God redeems in the sense of saving or keeping our life from going to waste.
A life not lived in Christ and for Christ is a life that is only a shell of what God intended it to be. And for Christians, our lives count; they are not lived in vain. They have eternal significance.
D. Our God crowns us with steadfast love and mercy—“who crowns you with steadfast love and mercy” (103:4b)
This psalm abounds in examples of God’s steadfast love and mercy. Think about these statements:
- “The LORD is merciful [compassionate] and gracious, slow to anger and abounding in steadfast love” (103:8).
- “He will not always chide, nor will he keep his anger forever” (103:9).
- “For as high as the heavens are above the earth, so great is his steadfast love toward those who fear him” (103:11).
- “As a father shows compassion to his children, so the LORD shows compassion to those who fear him” (103:13).
- “But the steadfast love of the LORD is from everlasting to everlasting on those who fear him, and his righteousness to children’s children, to those who keep his covenant and remember to do his commandments” (103:17-18).
E. Our God gives us satisfaction in our old age—“who satisfies you with good” (103:5a)
Remember that the psalmist is speaking to his soul. He is saying that one of the benefits of being God’s child is that when we are old we will not have to look back upon our lives with regret.
Regardless of your age, or of how many years you have walked upon the earth, God will fill your heart with a sense of deep satisfaction.
F. Our God enables youthful attitudes all life through—“so that your youth is renewed like the eagle’s” (103:5b)
The last benefit the psalmist mentions is somewhat analogous to Paul’s declaration in a letter to the Corinthians. He wrote,
“Wherefore we faint not;
but though our outward man is decaying, yet our inward man is renewed day by day” (2 Cor. 4:16).
The psalmist is urging us not to become “grumpy old men and women” as we ease beyond our prime, even though aging is filled with difficulties.
Rather, with great joy, we ought to realize that “the best is yet to be.”
Start now and let praise become the focus of your life. Count your blessings and don’t forget them.
God has provided wonderful benefits for all His children.
He not only forgives, but He heals, redeems, crowns, satisfies, and renews. “Bless the LORD, O my soul, and forget not all his benefits!”
Dr. Allan P. Brown teaches such courses as Christian Beliefs, Doctrine of Holiness, Wisdom Literature, Hebrew, Preaching Holiness, Romans and Galatians, and Letters to the Hebrews.
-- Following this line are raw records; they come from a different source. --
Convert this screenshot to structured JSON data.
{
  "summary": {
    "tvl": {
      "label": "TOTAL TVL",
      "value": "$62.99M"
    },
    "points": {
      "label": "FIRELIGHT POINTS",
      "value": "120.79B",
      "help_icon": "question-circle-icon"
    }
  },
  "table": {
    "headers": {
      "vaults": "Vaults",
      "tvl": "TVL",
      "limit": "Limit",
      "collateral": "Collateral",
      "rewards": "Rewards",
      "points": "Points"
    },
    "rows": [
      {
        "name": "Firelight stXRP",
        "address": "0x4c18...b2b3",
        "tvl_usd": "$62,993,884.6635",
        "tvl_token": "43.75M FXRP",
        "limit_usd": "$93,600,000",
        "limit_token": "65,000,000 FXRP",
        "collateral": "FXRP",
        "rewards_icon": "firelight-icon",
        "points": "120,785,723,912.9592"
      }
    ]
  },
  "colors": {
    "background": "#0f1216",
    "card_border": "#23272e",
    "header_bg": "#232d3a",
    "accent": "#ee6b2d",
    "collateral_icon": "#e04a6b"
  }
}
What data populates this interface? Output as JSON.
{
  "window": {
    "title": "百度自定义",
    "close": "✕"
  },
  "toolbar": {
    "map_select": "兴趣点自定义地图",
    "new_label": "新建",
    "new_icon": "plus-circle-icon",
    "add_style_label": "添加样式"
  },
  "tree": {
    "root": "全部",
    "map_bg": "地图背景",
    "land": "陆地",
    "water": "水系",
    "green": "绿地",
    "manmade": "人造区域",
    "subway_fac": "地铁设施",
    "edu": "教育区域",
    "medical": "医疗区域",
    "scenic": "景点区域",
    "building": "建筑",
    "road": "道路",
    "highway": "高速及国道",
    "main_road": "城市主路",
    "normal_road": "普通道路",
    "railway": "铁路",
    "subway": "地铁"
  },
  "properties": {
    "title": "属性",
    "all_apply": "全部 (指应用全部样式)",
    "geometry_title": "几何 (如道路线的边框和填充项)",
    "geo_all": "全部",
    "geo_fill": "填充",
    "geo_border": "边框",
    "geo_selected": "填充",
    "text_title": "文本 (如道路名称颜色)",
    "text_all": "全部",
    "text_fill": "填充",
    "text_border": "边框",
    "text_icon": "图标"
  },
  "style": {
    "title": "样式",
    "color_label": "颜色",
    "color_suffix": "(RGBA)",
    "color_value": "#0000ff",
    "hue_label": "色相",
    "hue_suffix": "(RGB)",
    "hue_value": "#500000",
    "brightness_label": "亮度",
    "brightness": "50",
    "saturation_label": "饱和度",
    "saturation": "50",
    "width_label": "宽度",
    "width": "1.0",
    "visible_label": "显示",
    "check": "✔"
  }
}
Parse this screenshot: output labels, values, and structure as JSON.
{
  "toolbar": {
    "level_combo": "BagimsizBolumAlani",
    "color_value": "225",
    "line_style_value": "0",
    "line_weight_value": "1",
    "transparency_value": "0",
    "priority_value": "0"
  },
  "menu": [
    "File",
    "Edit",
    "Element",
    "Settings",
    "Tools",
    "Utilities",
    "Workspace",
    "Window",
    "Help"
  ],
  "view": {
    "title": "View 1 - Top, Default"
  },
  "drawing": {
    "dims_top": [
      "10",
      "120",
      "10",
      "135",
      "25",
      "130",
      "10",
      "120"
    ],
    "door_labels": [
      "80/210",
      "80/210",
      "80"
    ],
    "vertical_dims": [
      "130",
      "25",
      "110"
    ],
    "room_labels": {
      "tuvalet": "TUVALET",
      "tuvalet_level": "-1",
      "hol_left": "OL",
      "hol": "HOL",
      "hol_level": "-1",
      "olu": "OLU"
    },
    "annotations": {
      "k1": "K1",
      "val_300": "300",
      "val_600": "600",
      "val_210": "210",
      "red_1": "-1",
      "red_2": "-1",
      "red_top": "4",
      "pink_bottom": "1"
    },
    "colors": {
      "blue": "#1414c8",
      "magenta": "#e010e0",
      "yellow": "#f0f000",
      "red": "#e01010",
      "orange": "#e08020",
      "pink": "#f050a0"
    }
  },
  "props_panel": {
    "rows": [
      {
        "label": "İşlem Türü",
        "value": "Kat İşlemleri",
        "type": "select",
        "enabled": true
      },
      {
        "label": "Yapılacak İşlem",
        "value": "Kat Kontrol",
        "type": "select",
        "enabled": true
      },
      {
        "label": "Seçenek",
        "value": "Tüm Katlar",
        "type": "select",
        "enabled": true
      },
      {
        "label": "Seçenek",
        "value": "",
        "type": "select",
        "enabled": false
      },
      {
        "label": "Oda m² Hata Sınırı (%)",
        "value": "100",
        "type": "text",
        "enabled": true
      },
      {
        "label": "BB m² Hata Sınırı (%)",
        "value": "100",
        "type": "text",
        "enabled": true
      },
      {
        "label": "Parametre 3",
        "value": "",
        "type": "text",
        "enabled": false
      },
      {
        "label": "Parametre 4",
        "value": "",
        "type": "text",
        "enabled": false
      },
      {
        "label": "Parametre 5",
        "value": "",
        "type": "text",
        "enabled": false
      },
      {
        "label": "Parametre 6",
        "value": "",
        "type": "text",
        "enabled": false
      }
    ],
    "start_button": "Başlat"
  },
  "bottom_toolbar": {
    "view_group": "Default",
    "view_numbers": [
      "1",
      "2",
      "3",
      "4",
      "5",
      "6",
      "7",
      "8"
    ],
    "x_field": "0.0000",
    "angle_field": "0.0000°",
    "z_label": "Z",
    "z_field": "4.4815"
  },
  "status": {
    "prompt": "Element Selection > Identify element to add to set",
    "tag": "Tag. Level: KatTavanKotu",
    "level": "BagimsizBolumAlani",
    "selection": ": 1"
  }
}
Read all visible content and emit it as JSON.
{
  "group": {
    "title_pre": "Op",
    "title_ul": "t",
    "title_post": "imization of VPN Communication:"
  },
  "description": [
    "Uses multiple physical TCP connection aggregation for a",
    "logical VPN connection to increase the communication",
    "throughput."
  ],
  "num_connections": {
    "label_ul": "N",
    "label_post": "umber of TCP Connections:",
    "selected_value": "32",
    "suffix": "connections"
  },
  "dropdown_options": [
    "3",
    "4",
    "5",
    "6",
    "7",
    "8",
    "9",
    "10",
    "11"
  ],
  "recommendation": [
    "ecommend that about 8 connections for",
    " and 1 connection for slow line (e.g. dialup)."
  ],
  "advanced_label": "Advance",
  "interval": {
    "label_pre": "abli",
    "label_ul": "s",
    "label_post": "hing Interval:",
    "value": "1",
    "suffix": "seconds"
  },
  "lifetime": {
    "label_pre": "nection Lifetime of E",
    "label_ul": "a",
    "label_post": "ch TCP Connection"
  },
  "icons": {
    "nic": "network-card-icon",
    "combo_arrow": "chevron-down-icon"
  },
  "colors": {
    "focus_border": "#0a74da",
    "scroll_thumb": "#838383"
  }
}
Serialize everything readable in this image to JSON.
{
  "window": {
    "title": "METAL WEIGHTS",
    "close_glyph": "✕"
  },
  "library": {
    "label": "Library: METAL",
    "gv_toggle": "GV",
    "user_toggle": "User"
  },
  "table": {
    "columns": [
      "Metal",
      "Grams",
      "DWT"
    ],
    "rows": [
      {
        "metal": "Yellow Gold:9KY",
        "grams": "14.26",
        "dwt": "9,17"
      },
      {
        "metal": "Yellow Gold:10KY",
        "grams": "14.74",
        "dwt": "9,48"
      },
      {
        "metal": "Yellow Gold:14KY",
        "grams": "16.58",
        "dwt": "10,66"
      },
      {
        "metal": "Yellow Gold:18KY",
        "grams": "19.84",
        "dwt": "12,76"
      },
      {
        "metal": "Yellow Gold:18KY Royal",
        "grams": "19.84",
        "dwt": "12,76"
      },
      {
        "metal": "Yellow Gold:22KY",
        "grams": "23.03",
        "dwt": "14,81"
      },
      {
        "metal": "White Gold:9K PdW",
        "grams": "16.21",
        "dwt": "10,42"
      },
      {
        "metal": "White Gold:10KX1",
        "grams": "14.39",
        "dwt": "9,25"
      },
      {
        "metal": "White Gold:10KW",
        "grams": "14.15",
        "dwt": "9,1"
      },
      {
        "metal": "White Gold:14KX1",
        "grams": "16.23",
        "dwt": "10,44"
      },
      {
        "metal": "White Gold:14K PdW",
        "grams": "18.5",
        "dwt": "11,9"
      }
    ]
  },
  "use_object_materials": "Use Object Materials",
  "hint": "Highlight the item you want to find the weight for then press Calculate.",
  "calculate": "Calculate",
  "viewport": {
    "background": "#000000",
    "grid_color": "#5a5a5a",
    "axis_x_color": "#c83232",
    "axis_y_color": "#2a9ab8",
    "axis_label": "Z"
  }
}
He has been on faculty at GBSC since 1996 and is the author of several books and articles.
Dr. Brown also speaks at churches, camp meetings, revivals and more.